What is needed —
Output all entries verbatim. Skip pictures.

Dataset rows for apps and sites
==============================

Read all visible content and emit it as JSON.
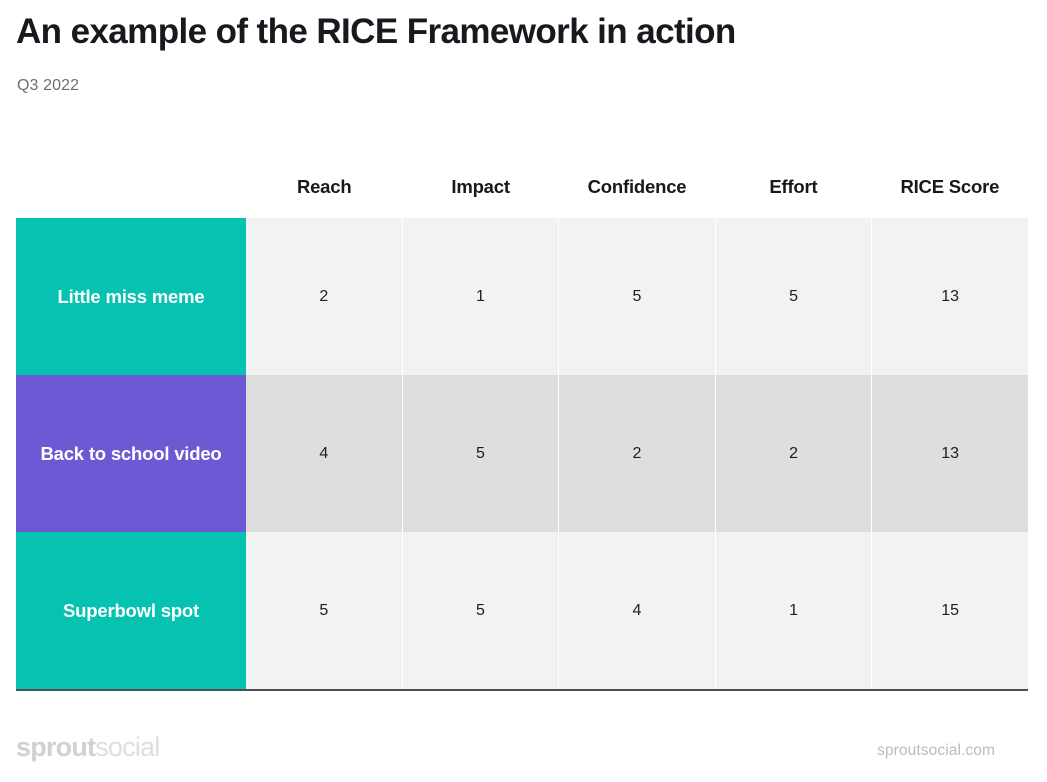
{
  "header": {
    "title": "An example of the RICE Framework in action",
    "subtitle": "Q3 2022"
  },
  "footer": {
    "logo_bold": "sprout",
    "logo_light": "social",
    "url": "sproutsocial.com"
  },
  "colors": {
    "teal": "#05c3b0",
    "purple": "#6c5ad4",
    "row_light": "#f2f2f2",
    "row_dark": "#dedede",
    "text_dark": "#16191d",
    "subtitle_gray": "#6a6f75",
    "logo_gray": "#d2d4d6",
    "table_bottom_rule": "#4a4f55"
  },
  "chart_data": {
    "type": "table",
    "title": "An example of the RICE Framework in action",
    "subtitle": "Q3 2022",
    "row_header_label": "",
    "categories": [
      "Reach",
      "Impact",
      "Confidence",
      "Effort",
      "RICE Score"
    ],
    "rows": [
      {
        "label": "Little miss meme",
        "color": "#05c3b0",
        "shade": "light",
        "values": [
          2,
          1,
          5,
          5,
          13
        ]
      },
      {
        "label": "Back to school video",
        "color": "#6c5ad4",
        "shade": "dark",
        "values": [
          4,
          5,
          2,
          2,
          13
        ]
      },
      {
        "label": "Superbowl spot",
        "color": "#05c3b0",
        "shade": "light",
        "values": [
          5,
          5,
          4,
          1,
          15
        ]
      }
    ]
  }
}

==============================

Solution for this problem —
Read all visible content and emit it as JSON.
{
  "header": {
    "title": "An example of the RICE Framework in action",
    "subtitle": "Q3 2022"
  },
  "footer": {
    "logo_bold": "sprout",
    "logo_light": "social",
    "url": "sproutsocial.com"
  },
  "colors": {
    "teal": "#05c3b0",
    "purple": "#6c5ad4",
    "row_light": "#f2f2f2",
    "row_dark": "#dedede",
    "text_dark": "#16191d",
    "subtitle_gray": "#6a6f75",
    "logo_gray": "#d2d4d6",
    "table_bottom_rule": "#4a4f55"
  },
  "chart_data": {
    "type": "table",
    "title": "An example of the RICE Framework in action",
    "subtitle": "Q3 2022",
    "row_header_label": "",
    "categories": [
      "Reach",
      "Impact",
      "Confidence",
      "Effort",
      "RICE Score"
    ],
    "rows": [
      {
        "label": "Little miss meme",
        "color": "#05c3b0",
        "shade": "light",
        "values": [
          2,
          1,
          5,
          5,
          13
        ]
      },
      {
        "label": "Back to school video",
        "color": "#6c5ad4",
        "shade": "dark",
        "values": [
          4,
          5,
          2,
          2,
          13
        ]
      },
      {
        "label": "Superbowl spot",
        "color": "#05c3b0",
        "shade": "light",
        "values": [
          5,
          5,
          4,
          1,
          15
        ]
      }
    ]
  }
}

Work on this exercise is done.